RMI (Rocky Mountain Institute) provides a timeline-based interactive map depicting the U.S.’s historical imports of oil since 1973. Map controls can slide to specific dates and highlight five periods by major oil crises, including history briefs in the sideline. Map units can be displayed in oil or U.S. dollars. Map can also be put on auto-play. This is a well-done interactive map and interesting visualization of the flow of resources over time.
Rocky Mountain Institute is an independent, entrepreneurial nonprofit think-and-do tank™ that drives the efficient and restorative use of resources (from the RMI website).
I’m looking forward seeing the first mapping application using virtual digital holograms. What is a virtual digital hologram you ask?
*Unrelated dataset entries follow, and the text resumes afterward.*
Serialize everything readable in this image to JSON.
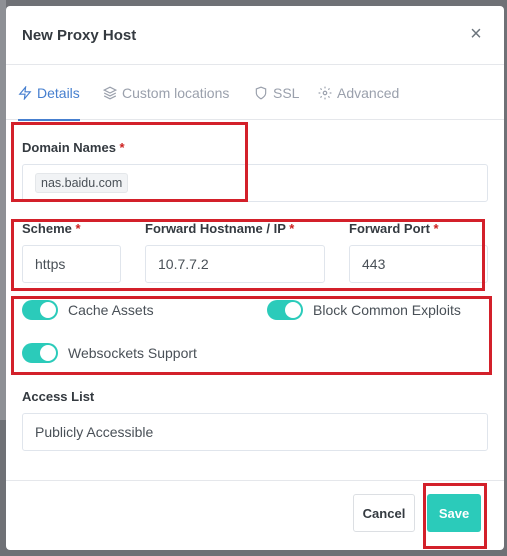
{
  "modal": {
    "title": "New Proxy Host",
    "close_glyph": "×"
  },
  "tabs": [
    {
      "label": "Details",
      "icon": "lightning-icon",
      "active": true
    },
    {
      "label": "Custom locations",
      "icon": "layers-icon",
      "active": false
    },
    {
      "label": "SSL",
      "icon": "shield-icon",
      "active": false
    },
    {
      "label": "Advanced",
      "icon": "gear-icon",
      "active": false
    }
  ],
  "form": {
    "domain_names_label": "Domain Names",
    "required_mark": "*",
    "domain_tag": "nas.baidu.com",
    "scheme_label": "Scheme",
    "scheme_value": "https",
    "forward_host_label": "Forward Hostname / IP",
    "forward_host_value": "10.7.7.2",
    "forward_port_label": "Forward Port",
    "forward_port_value": "443",
    "cache_assets_label": "Cache Assets",
    "block_exploits_label": "Block Common Exploits",
    "websockets_label": "Websockets Support",
    "access_list_label": "Access List",
    "access_list_value": "Publicly Accessible"
  },
  "toggles": {
    "cache_assets": true,
    "block_exploits": true,
    "websockets": true
  },
  "footer": {
    "cancel_label": "Cancel",
    "save_label": "Save"
  },
  "colors": {
    "accent": "#467fcf",
    "toggle_on": "#2bcbba",
    "save": "#2bcbba",
    "required": "#cd201f",
    "highlight_box": "#d3202a"
  }
}
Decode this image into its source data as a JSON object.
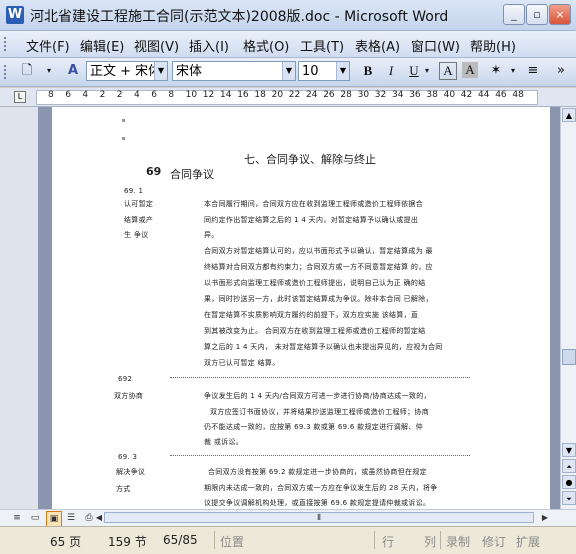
{
  "window": {
    "title": "河北省建设工程施工合同(示范文本)2008版.doc - Microsoft Word",
    "icon": "W"
  },
  "window_buttons": {
    "minimize": "_",
    "restore": "▫",
    "close": "×"
  },
  "menu": [
    "文件(F)",
    "编辑(E)",
    "视图(V)",
    "插入(I)",
    "格式(O)",
    "工具(T)",
    "表格(A)",
    "窗口(W)",
    "帮助(H)"
  ],
  "toolbar": {
    "style": "正文 + 宋体",
    "font": "宋体",
    "size": "10",
    "bold": "B",
    "italic": "I",
    "underline": "U"
  },
  "ruler": {
    "numbers": [
      "8",
      "6",
      "4",
      "2",
      "2",
      "4",
      "6",
      "8",
      "10",
      "12",
      "14",
      "16",
      "18",
      "20",
      "22",
      "24",
      "26",
      "28",
      "30",
      "32",
      "34",
      "36",
      "38",
      "40",
      "42",
      "44",
      "46",
      "48"
    ]
  },
  "document": {
    "chapter_heading": "七、合同争议、解除与终止",
    "section_number": "69",
    "section_title": "合同争议",
    "clause1_number": "69. 1",
    "clause1_side": [
      "认可暂定",
      "结算或产",
      "生 争议"
    ],
    "clause1_p1": [
      "本合同履行期间，合同双方应在收到监理工程师或造价工程师依据合",
      "同约定作出暂定结算之后的 1 4 天内，对暂定结算予以确认或提出",
      "异。"
    ],
    "clause1_p2": [
      "合同双方对暂定结算认可的，应以书面形式予以确认，暂定结算成为 最",
      "终结算对合同双方都有约束力；合同双方或一方不同意暂定结算 的，应",
      "以书面形式向监理工程师或造价工程师提出，说明自己认为正 确的结",
      "果，同时抄送另一方，此时该暂定结算成为争议。除非本合同 已解除，",
      "在暂定结算不实质影响双方履约的前提下，双方应实施 该结算，直",
      "到其被改变为止。 合同双方在收到监理工程师或造价工程师的暂定结",
      "算之后的 1 4 天内， 未对暂定结算予以确认也未提出异见的，应视为合同",
      "双方已认可暂定 结算。"
    ],
    "clause2_number": "692",
    "clause2_side": "双方协商",
    "clause2_lines": [
      "争议发生后的 1 4 天内/合同双方可进一步进行协商/协商达成一致的，",
      "双方应签订书面协议，并将结果抄送监理工程师或造价工程师；协商",
      "仍不能达成一致的，应按第 69.3 款或第 69.6 款规定进行调解、仲",
      "裁 或诉讼。"
    ],
    "clause3_number": "69. 3",
    "clause3_side": [
      "解决争议",
      "方式"
    ],
    "clause3_lines": [
      "合同双方没有按第 69.2 款规定进一步协商的，或虽然协商但在规定",
      "期限内未达成一致的，合同双方或一方应在争议发生后的 28 天内，将争",
      "议提交争议调解机构处理，或直接按第 69.6 款规定提请仲裁或诉讼。"
    ]
  },
  "status_bar": {
    "page": "65 页",
    "section": "159 节",
    "page_of": "65/85",
    "position": "位置",
    "line": "行",
    "column": "列",
    "rec": "录制",
    "trk": "修订",
    "ext": "扩展"
  }
}
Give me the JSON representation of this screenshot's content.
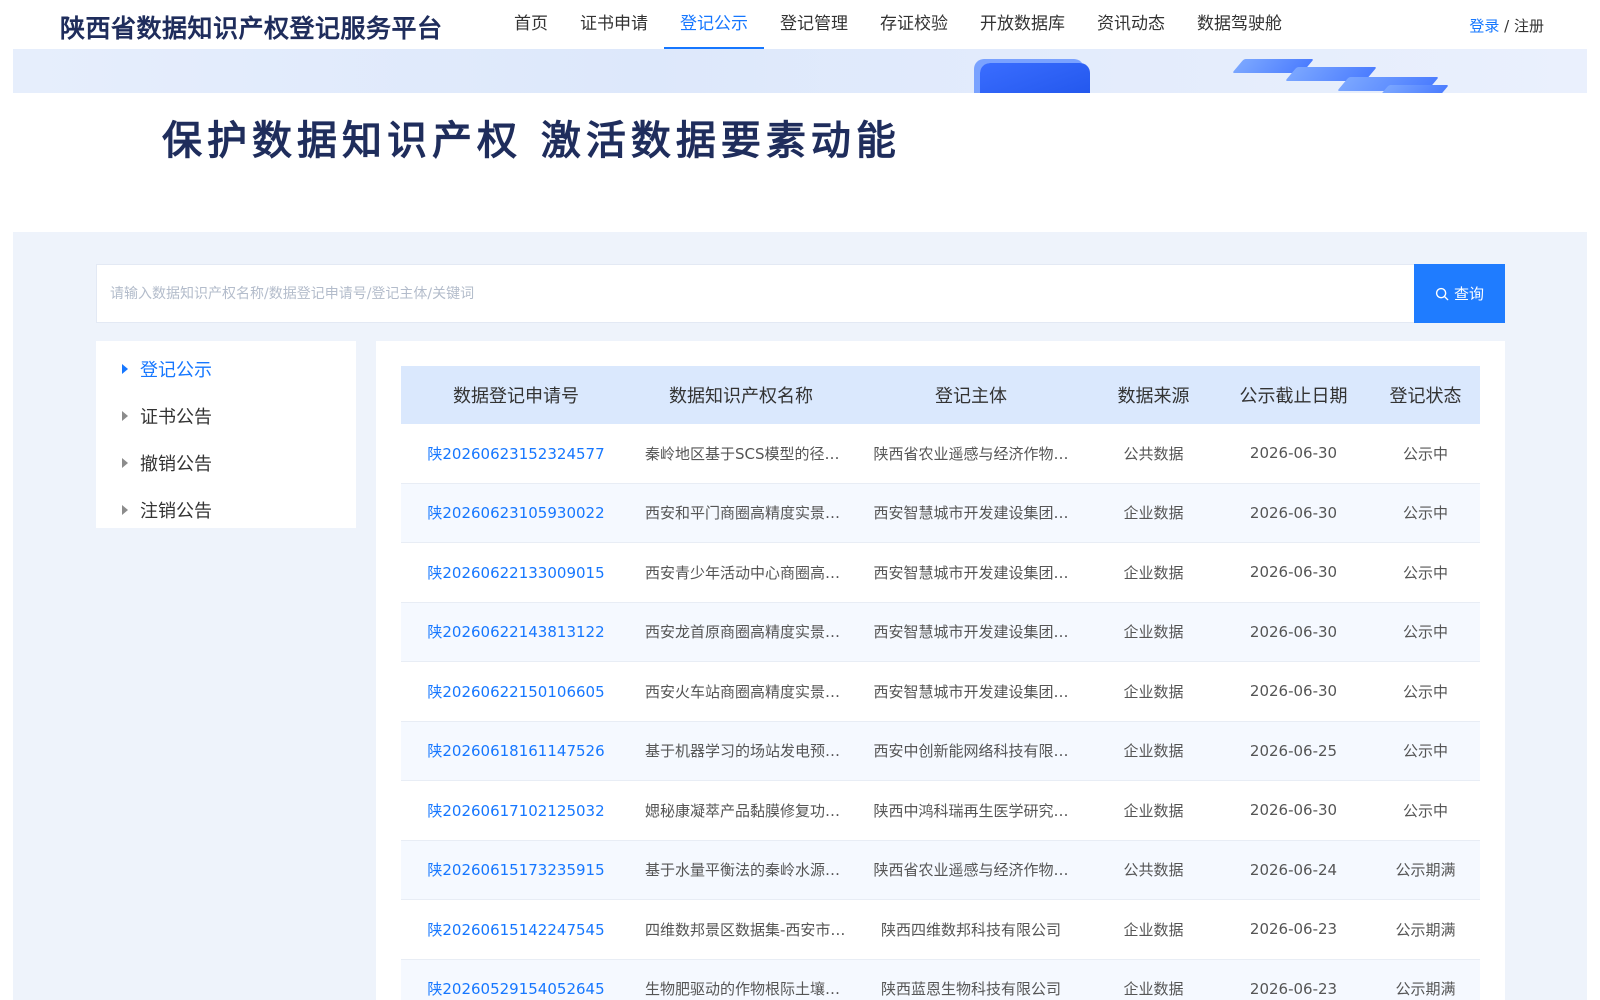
{
  "header": {
    "site_title": "陕西省数据知识产权登记服务平台",
    "nav": [
      {
        "label": "首页",
        "active": false
      },
      {
        "label": "证书申请",
        "active": false
      },
      {
        "label": "登记公示",
        "active": true
      },
      {
        "label": "登记管理",
        "active": false
      },
      {
        "label": "存证校验",
        "active": false
      },
      {
        "label": "开放数据库",
        "active": false
      },
      {
        "label": "资讯动态",
        "active": false
      },
      {
        "label": "数据驾驶舱",
        "active": false
      }
    ],
    "login_label": "登录",
    "separator": " / ",
    "register_label": "注册"
  },
  "banner": {
    "slogan": "保护数据知识产权 激活数据要素动能"
  },
  "search": {
    "placeholder": "请输入数据知识产权名称/数据登记申请号/登记主体/关键词",
    "value": "",
    "button_label": "查询"
  },
  "side_menu": {
    "items": [
      {
        "label": "登记公示",
        "active": true
      },
      {
        "label": "证书公告",
        "active": false
      },
      {
        "label": "撤销公告",
        "active": false
      },
      {
        "label": "注销公告",
        "active": false
      }
    ]
  },
  "table": {
    "headers": [
      "数据登记申请号",
      "数据知识产权名称",
      "登记主体",
      "数据来源",
      "公示截止日期",
      "登记状态"
    ],
    "rows": [
      [
        "陕20260623152324577",
        "秦岭地区基于SCS模型的径…",
        "陕西省农业遥感与经济作物…",
        "公共数据",
        "2026-06-30",
        "公示中"
      ],
      [
        "陕20260623105930022",
        "西安和平门商圈高精度实景…",
        "西安智慧城市开发建设集团…",
        "企业数据",
        "2026-06-30",
        "公示中"
      ],
      [
        "陕20260622133009015",
        "西安青少年活动中心商圈高…",
        "西安智慧城市开发建设集团…",
        "企业数据",
        "2026-06-30",
        "公示中"
      ],
      [
        "陕20260622143813122",
        "西安龙首原商圈高精度实景…",
        "西安智慧城市开发建设集团…",
        "企业数据",
        "2026-06-30",
        "公示中"
      ],
      [
        "陕20260622150106605",
        "西安火车站商圈高精度实景…",
        "西安智慧城市开发建设集团…",
        "企业数据",
        "2026-06-30",
        "公示中"
      ],
      [
        "陕20260618161147526",
        "基于机器学习的场站发电预…",
        "西安中创新能网络科技有限…",
        "企业数据",
        "2026-06-25",
        "公示中"
      ],
      [
        "陕20260617102125032",
        "媤秘康凝萃产品黏膜修复功…",
        "陕西中鸿科瑞再生医学研究…",
        "企业数据",
        "2026-06-30",
        "公示中"
      ],
      [
        "陕20260615173235915",
        "基于水量平衡法的秦岭水源…",
        "陕西省农业遥感与经济作物…",
        "公共数据",
        "2026-06-24",
        "公示期满"
      ],
      [
        "陕20260615142247545",
        "四维数邦景区数据集-西安市…",
        "陕西四维数邦科技有限公司",
        "企业数据",
        "2026-06-23",
        "公示期满"
      ],
      [
        "陕20260529154052645",
        "生物肥驱动的作物根际土壤…",
        "陕西蓝恩生物科技有限公司",
        "企业数据",
        "2026-06-23",
        "公示期满"
      ]
    ]
  },
  "colors": {
    "accent": "#1677ff",
    "title": "#1f2d5c",
    "header_row": "#dae8fd",
    "page_bg": "#eef3fb"
  }
}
It is very cool technology that creates a 3-d image you can move around via tracking from your webcam. The best place to check it out is GE’s fantastic implementation Plug Into the Smart Grid.
Think of the pieces that might be used for a mapping implementation – it may be aerial photography, digital elevation models, Sketchup and other 3-d models of buildings and cities. And now FLARToolkit is available as a free non-commercial license to pull those pieces together to create virtual digital holograms viewable by anyone with a webcam, printer, and Internet connection. Due to the novelty aspect of the technology, its biggest potential may be its use for marketing, communication, and education campaigns. If you’ve seen mapping or other fun uses of this technology, please share them!
NPR has produced a new interactive map of the U.S. energy grid and power sources. Included are several roll-over maps to see percent energy production by different states and by fuel type. It also includes an informative display of anticipated renewable (solar and wind) fuel sources incorporated into the grid over the next few decades. The maps are intuitive, well designed, and data sources are cited in the map’s footnotes. This is a good example of interactive map design for public education. It should serve as a terrific resource for educators to help students understand power production, renewable power supply, and power distribution in the U.S.
The interactive map is produced for NPR’s series, “Power Hungry: Re-Envisioning Electricity In The U.S.,” including over a dozen articles. One could easily imagine this series and maps being worked into the curriculum in middle through higher education, inviting students to explore questions about location, energy, and the future. From the site: “The U.S. electric grid is a complex network of independently owned and operated power plants and transmission lines. Aging infrastructure, combined with a rise in domestic electricity consumption, has forced experts to critically examine the status and health of the nation’s electrical systems.”